Historians' Views
  • Gash writes ‘there was scarcely a feature of the old unreformed system that could not be found in existence after 1832’
  • O’Gorman seeks to argue that there was a strong element of continuity between the new system and the old and even, that in many ways the old system was preferable to the new. Far from reforming the system, the architects of 1832 attempted to make the new political order as alike as the old one as possible.
  • J C D Clark is sees reform in a wider social context rather than just the number of people were enfranchised and the distribution of seats.
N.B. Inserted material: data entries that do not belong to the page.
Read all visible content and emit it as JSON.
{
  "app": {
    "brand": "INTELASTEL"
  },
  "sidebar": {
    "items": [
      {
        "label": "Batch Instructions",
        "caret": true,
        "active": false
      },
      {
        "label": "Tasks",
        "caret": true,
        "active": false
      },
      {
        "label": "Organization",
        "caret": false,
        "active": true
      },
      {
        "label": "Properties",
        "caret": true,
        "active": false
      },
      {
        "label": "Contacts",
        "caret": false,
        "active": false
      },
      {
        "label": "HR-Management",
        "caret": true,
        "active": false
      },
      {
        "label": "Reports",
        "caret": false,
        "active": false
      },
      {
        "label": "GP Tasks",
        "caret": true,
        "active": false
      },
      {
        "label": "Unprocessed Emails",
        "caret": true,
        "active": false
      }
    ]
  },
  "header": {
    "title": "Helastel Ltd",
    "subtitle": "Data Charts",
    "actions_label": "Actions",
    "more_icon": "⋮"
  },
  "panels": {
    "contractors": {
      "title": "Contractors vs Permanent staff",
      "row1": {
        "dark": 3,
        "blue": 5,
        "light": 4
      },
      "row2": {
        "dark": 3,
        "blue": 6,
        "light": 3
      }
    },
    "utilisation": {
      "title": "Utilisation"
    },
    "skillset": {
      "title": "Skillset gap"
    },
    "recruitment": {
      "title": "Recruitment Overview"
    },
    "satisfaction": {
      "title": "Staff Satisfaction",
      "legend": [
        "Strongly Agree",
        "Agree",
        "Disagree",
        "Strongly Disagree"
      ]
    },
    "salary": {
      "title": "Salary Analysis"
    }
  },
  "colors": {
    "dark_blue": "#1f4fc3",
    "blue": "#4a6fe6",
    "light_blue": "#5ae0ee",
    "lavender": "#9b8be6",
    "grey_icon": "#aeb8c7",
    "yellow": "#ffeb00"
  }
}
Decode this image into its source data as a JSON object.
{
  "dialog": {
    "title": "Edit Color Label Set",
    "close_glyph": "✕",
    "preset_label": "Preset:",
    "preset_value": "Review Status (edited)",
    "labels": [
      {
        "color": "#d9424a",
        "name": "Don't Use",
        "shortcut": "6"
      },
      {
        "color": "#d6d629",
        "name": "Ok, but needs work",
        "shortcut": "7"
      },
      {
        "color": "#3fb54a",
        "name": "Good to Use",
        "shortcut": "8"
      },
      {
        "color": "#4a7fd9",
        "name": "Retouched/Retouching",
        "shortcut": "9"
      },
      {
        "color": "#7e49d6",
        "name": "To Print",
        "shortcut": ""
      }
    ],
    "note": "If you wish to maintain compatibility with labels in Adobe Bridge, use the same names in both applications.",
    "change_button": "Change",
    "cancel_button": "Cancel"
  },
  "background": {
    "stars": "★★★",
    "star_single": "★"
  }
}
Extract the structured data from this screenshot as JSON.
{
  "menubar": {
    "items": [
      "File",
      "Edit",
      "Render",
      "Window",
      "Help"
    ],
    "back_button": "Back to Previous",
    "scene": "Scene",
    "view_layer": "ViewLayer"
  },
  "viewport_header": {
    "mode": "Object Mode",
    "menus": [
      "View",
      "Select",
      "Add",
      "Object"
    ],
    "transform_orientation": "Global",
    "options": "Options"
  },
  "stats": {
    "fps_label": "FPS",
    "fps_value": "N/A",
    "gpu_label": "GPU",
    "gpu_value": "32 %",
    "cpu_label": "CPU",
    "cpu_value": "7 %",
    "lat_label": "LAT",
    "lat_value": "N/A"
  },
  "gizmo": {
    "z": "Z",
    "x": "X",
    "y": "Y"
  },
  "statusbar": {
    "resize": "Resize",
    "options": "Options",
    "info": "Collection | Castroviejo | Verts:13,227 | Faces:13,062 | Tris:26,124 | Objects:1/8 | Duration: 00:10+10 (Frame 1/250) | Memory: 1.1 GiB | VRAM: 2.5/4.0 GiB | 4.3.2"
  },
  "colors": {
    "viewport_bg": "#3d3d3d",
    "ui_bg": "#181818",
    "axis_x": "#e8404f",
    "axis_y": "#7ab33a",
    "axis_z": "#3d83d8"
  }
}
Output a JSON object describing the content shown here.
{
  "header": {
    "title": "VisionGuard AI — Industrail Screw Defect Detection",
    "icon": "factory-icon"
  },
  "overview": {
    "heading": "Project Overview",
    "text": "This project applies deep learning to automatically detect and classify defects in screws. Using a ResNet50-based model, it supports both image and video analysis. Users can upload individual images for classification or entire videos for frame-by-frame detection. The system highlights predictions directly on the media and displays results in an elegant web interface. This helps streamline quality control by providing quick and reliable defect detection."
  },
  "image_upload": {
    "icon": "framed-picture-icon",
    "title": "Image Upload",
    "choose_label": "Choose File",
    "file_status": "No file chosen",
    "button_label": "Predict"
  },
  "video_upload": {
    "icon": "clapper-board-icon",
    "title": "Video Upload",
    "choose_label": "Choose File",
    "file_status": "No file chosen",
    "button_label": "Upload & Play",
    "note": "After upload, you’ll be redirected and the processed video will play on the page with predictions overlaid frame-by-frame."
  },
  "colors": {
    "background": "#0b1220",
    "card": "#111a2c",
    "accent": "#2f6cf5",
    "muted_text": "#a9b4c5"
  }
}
Clark argues that the crisis of 1828-1832 which included the Catholic Emancipation Act marks the dissolution of the social order which had characterised early modern England.
  • Bagehot: in The English Constitution, summarised the 1832 Reform Act by stating simply that, ‘the aristocracy and gentry lost their predominance in the House of Commons; that predominance passed to the middle class’.


a) abolition of pocket boroughs removed King’s Friends, thus more reliance on ‘party’

b) House of Lords’ role was diminished

c) Aristocracy retained their ‘cultural hegemony’ but see theses of Mayer, The Persistence of the Old Regime; Rubinstein, Men of Property, Cannadine, Decline and Fall of the British Aristocracy, J Vernon,Politics and the People  who argue that politically and economically they were still dominant

d) Monarchy -  a shadow of its former self

e) Anglican church also under attack after Catholic Emancipation and Reform

f) the people were incorporated into politics



See F O’Gorman, Voters, patrons and parties; N Gash, Politics in the age of Peel

a) pocket and proprietary boroughs remained

b) distribution of seats remained anomalous

c) Electoral patrons persisted

d) Corruption remained - Sudbury and St Albans disenfranchised for venality

e) Electoral practices such as exclusive dealing, cooping and deference still continued



See J Phillips, The Great Reform Act in the Boroughs, Beales as above.

a) Registration changed electoral practices and gave the electorate some substance

b) Participation increased. Number of voters actually voting trebled and turnouts were much higher

c) Ushered in a period of partisan voting which was not established in the unreformed system